### [WHAT YOU WILL DO]
Your answer must be an exact copy of the records, with no pictures included.

### [GIVEN INFORMATION]
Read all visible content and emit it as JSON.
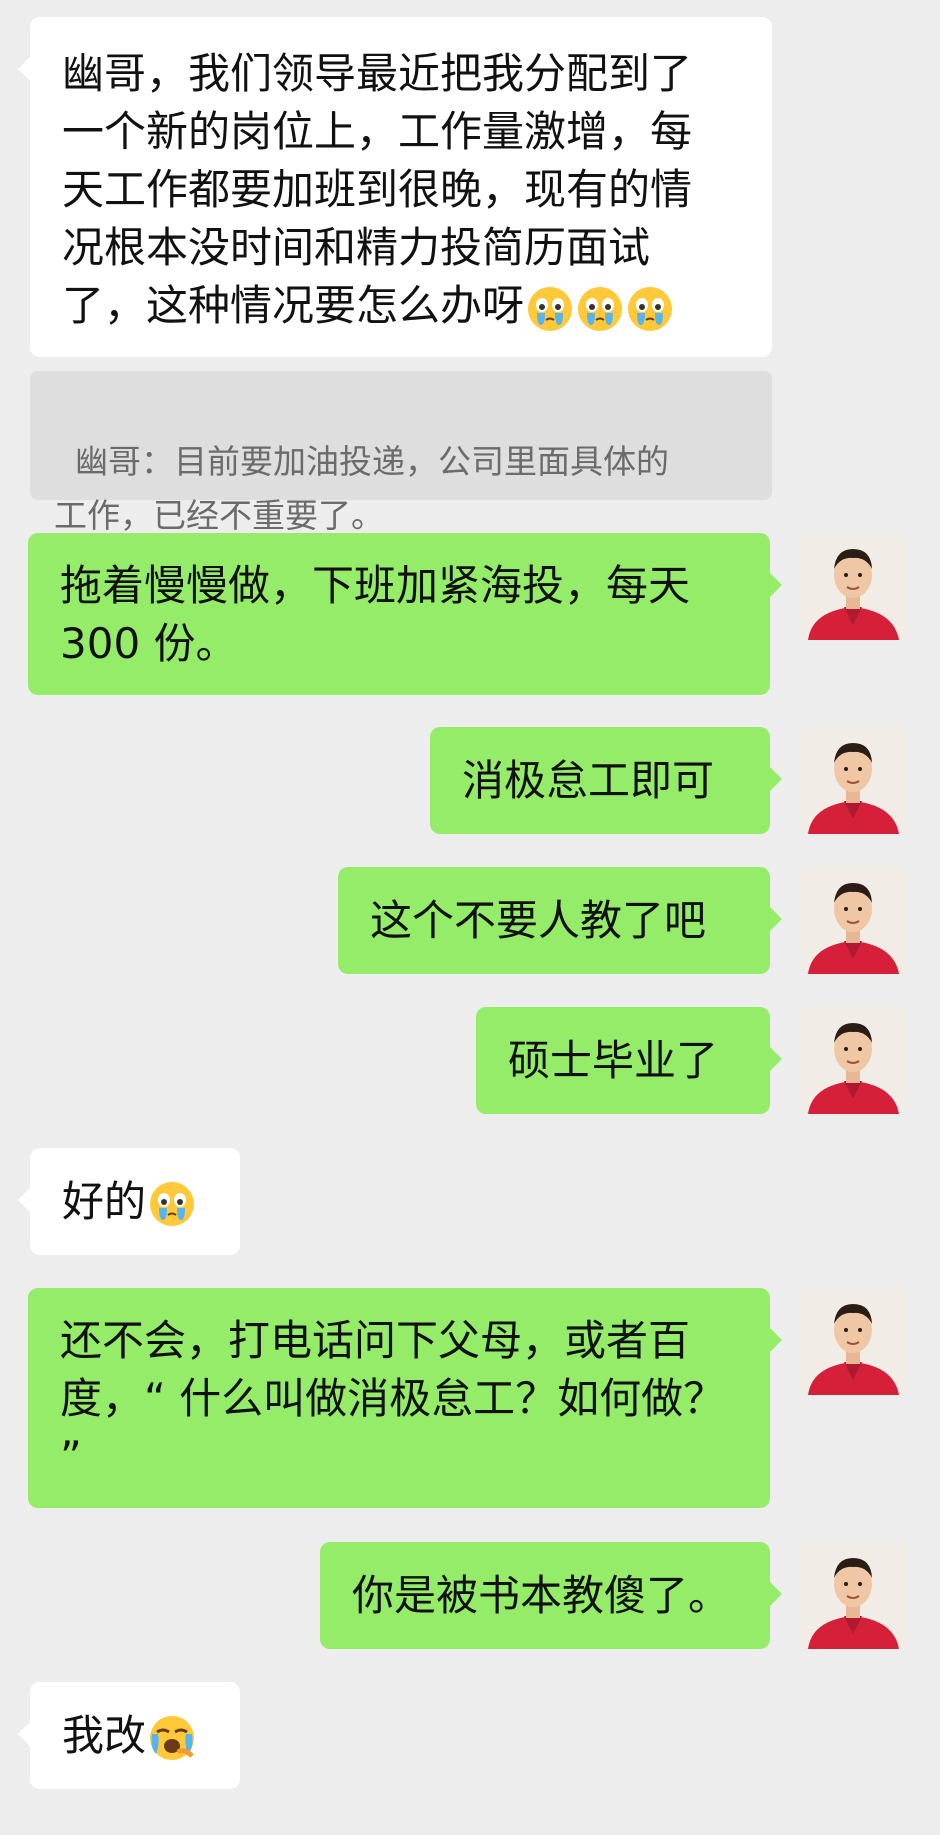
{
  "messages": [
    {
      "side": "left",
      "text": "幽哥，我们领导最近把我分配到了\n一个新的岗位上，工作量激增，每\n天工作都要加班到很晚，现有的情\n况根本没时间和精力投简历面试\n了，这种情况要怎么办呀",
      "emoji": [
        "crying-face-icon",
        "crying-face-icon",
        "crying-face-icon"
      ]
    },
    {
      "side": "quote",
      "text": "幽哥：目前要加油投递，公司里面具体的\n工作，已经不重要了。"
    },
    {
      "side": "right",
      "text": "拖着慢慢做，下班加紧海投，每天\n300 份。"
    },
    {
      "side": "right",
      "text": "消极怠工即可"
    },
    {
      "side": "right",
      "text": "这个不要人教了吧"
    },
    {
      "side": "right",
      "text": "硕士毕业了"
    },
    {
      "side": "left",
      "text": "好的",
      "emoji": [
        "crying-face-icon"
      ]
    },
    {
      "side": "right",
      "text": "还不会，打电话问下父母，或者百\n度，“ 什么叫做消极怠工？如何做？\n”"
    },
    {
      "side": "right",
      "text": "你是被书本教傻了。"
    },
    {
      "side": "left",
      "text": "我改",
      "emoji": [
        "loudly-crying-face-icon"
      ]
    }
  ],
  "colors": {
    "background": "#ededed",
    "left_bubble": "#ffffff",
    "right_bubble": "#95ec69",
    "quote_bg": "#dedede",
    "avatar_shirt": "#d6203a"
  }
}
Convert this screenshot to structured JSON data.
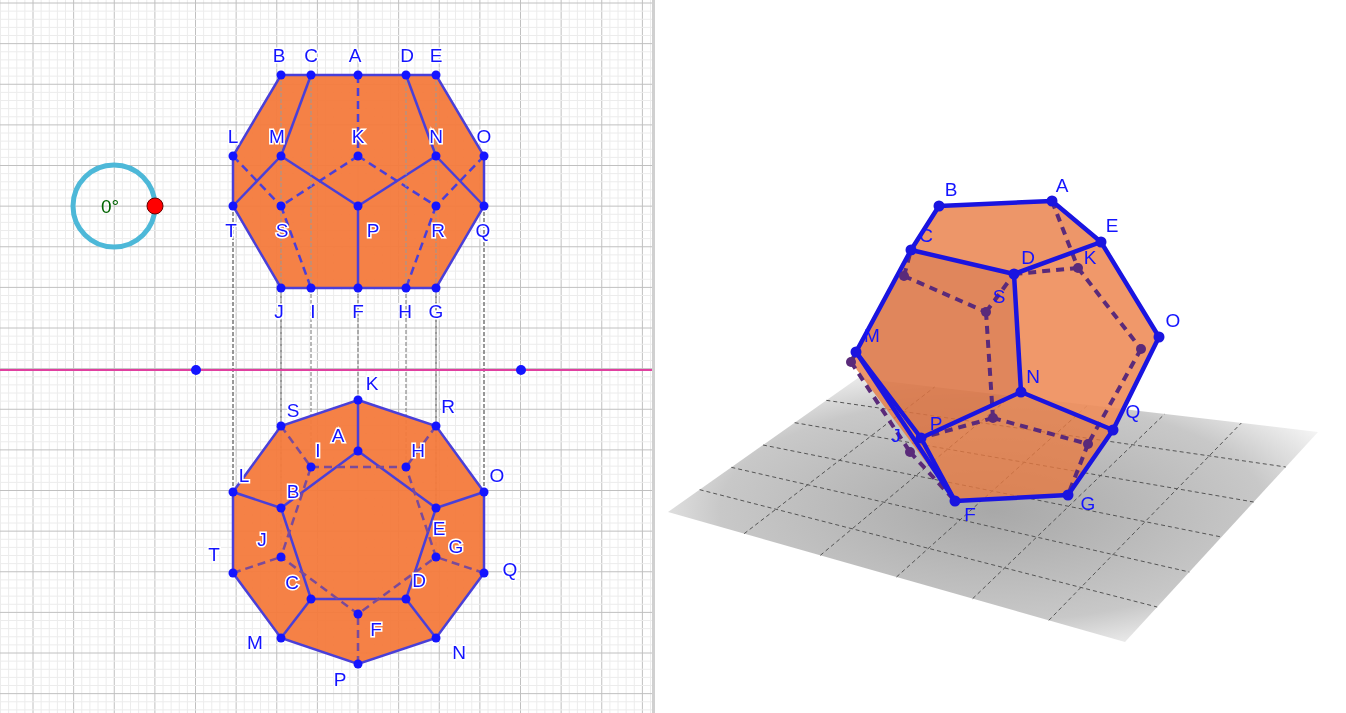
{
  "graphics_2d": {
    "angle_slider": {
      "value": "0°"
    },
    "front_view": {
      "labels": [
        "B",
        "C",
        "A",
        "D",
        "E",
        "L",
        "M",
        "K",
        "N",
        "O",
        "T",
        "S",
        "P",
        "R",
        "Q",
        "J",
        "I",
        "F",
        "H",
        "G"
      ]
    },
    "top_view": {
      "labels": [
        "K",
        "S",
        "R",
        "A",
        "I",
        "H",
        "O",
        "L",
        "B",
        "J",
        "E",
        "G",
        "T",
        "Q",
        "C",
        "D",
        "F",
        "M",
        "N",
        "P"
      ]
    }
  },
  "graphics_3d": {
    "labels": [
      "B",
      "A",
      "E",
      "C",
      "D",
      "K",
      "S",
      "O",
      "M",
      "N",
      "Q",
      "P",
      "J",
      "F",
      "G"
    ]
  }
}
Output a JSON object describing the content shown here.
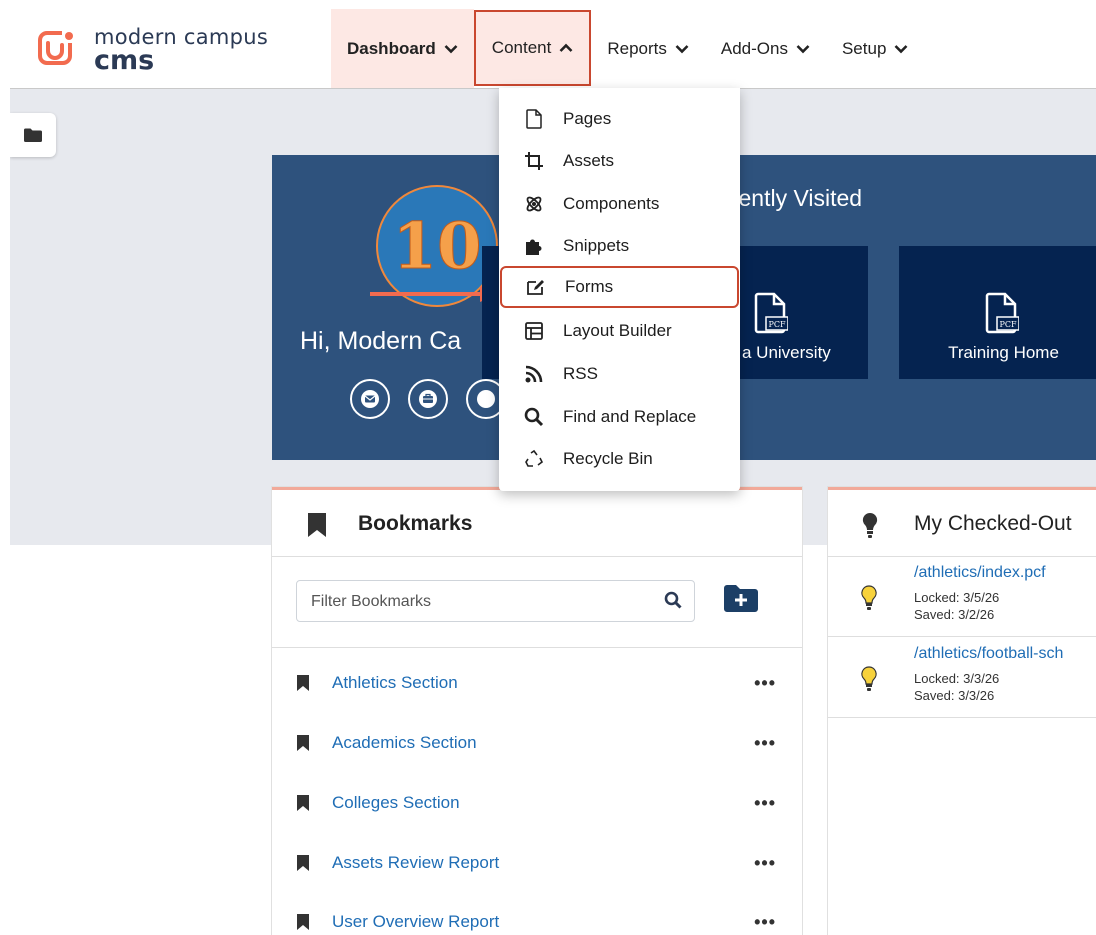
{
  "brand": {
    "line1": "modern campus",
    "line2": "cms",
    "color": "#f26b4f"
  },
  "nav": {
    "dashboard": "Dashboard",
    "content": "Content",
    "reports": "Reports",
    "addons": "Add-Ons",
    "setup": "Setup"
  },
  "content_menu": {
    "pages": "Pages",
    "assets": "Assets",
    "components": "Components",
    "snippets": "Snippets",
    "forms": "Forms",
    "layout_builder": "Layout Builder",
    "rss": "RSS",
    "find_replace": "Find and Replace",
    "recycle_bin": "Recycle Bin"
  },
  "hero": {
    "recently_visited_title": "cently Visited",
    "greeting": "Hi, Modern Ca",
    "step_number": "10",
    "tile1_label": "a University",
    "tile2_label": "Training Home",
    "file_badge": "PCF"
  },
  "bookmarks": {
    "title": "Bookmarks",
    "filter_placeholder": "Filter Bookmarks",
    "items": [
      {
        "label": "Athletics Section",
        "more": "•••"
      },
      {
        "label": "Academics Section",
        "more": "•••"
      },
      {
        "label": "Colleges Section",
        "more": "•••"
      },
      {
        "label": "Assets Review Report",
        "more": "•••"
      },
      {
        "label": "User Overview Report",
        "more": "•••"
      }
    ]
  },
  "checked_out": {
    "title": "My Checked-Out",
    "items": [
      {
        "path": "/athletics/index.pcf",
        "locked": "Locked: 3/5/26",
        "saved": "Saved: 3/2/26"
      },
      {
        "path": "/athletics/football-sch",
        "locked": "Locked: 3/3/26",
        "saved": "Saved: 3/3/26"
      }
    ]
  },
  "colors": {
    "accent": "#c9472f",
    "hero_bg": "#2e527d",
    "tile_bg": "#052350",
    "link": "#1f6db5"
  }
}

### [ANSWER BELOW]
Read all visible content and emit it as JSON.
{
  "messages": [
    {
      "side": "left",
      "text": "幽哥，我们领导最近把我分配到了\n一个新的岗位上，工作量激增，每\n天工作都要加班到很晚，现有的情\n况根本没时间和精力投简历面试\n了，这种情况要怎么办呀",
      "emoji": [
        "crying-face-icon",
        "crying-face-icon",
        "crying-face-icon"
      ]
    },
    {
      "side": "quote",
      "text": "幽哥：目前要加油投递，公司里面具体的\n工作，已经不重要了。"
    },
    {
      "side": "right",
      "text": "拖着慢慢做，下班加紧海投，每天\n300 份。"
    },
    {
      "side": "right",
      "text": "消极怠工即可"
    },
    {
      "side": "right",
      "text": "这个不要人教了吧"
    },
    {
      "side": "right",
      "text": "硕士毕业了"
    },
    {
      "side": "left",
      "text": "好的",
      "emoji": [
        "crying-face-icon"
      ]
    },
    {
      "side": "right",
      "text": "还不会，打电话问下父母，或者百\n度，“ 什么叫做消极怠工？如何做？\n”"
    },
    {
      "side": "right",
      "text": "你是被书本教傻了。"
    },
    {
      "side": "left",
      "text": "我改",
      "emoji": [
        "loudly-crying-face-icon"
      ]
    }
  ],
  "colors": {
    "background": "#ededed",
    "left_bubble": "#ffffff",
    "right_bubble": "#95ec69",
    "quote_bg": "#dedede",
    "avatar_shirt": "#d6203a"
  }
}
Convert this screenshot to structured JSON data.
{
  "graphics_2d": {
    "angle_slider": {
      "value": "0°"
    },
    "front_view": {
      "labels": [
        "B",
        "C",
        "A",
        "D",
        "E",
        "L",
        "M",
        "K",
        "N",
        "O",
        "T",
        "S",
        "P",
        "R",
        "Q",
        "J",
        "I",
        "F",
        "H",
        "G"
      ]
    },
    "top_view": {
      "labels": [
        "K",
        "S",
        "R",
        "A",
        "I",
        "H",
        "O",
        "L",
        "B",
        "J",
        "E",
        "G",
        "T",
        "Q",
        "C",
        "D",
        "F",
        "M",
        "N",
        "P"
      ]
    }
  },
  "graphics_3d": {
    "labels": [
      "B",
      "A",
      "E",
      "C",
      "D",
      "K",
      "S",
      "O",
      "M",
      "N",
      "Q",
      "P",
      "J",
      "F",
      "G"
    ]
  }
}
Output a JSON object describing the content shown here.
{
  "brand": {
    "line1": "modern campus",
    "line2": "cms",
    "color": "#f26b4f"
  },
  "nav": {
    "dashboard": "Dashboard",
    "content": "Content",
    "reports": "Reports",
    "addons": "Add-Ons",
    "setup": "Setup"
  },
  "content_menu": {
    "pages": "Pages",
    "assets": "Assets",
    "components": "Components",
    "snippets": "Snippets",
    "forms": "Forms",
    "layout_builder": "Layout Builder",
    "rss": "RSS",
    "find_replace": "Find and Replace",
    "recycle_bin": "Recycle Bin"
  },
  "hero": {
    "recently_visited_title": "cently Visited",
    "greeting": "Hi, Modern Ca",
    "step_number": "10",
    "tile1_label": "a University",
    "tile2_label": "Training Home",
    "file_badge": "PCF"
  },
  "bookmarks": {
    "title": "Bookmarks",
    "filter_placeholder": "Filter Bookmarks",
    "items": [
      {
        "label": "Athletics Section",
        "more": "•••"
      },
      {
        "label": "Academics Section",
        "more": "•••"
      },
      {
        "label": "Colleges Section",
        "more": "•••"
      },
      {
        "label": "Assets Review Report",
        "more": "•••"
      },
      {
        "label": "User Overview Report",
        "more": "•••"
      }
    ]
  },
  "checked_out": {
    "title": "My Checked-Out",
    "items": [
      {
        "path": "/athletics/index.pcf",
        "locked": "Locked: 3/5/26",
        "saved": "Saved: 3/2/26"
      },
      {
        "path": "/athletics/football-sch",
        "locked": "Locked: 3/3/26",
        "saved": "Saved: 3/3/26"
      }
    ]
  },
  "colors": {
    "accent": "#c9472f",
    "hero_bg": "#2e527d",
    "tile_bg": "#052350",
    "link": "#1f6db5"
  }
}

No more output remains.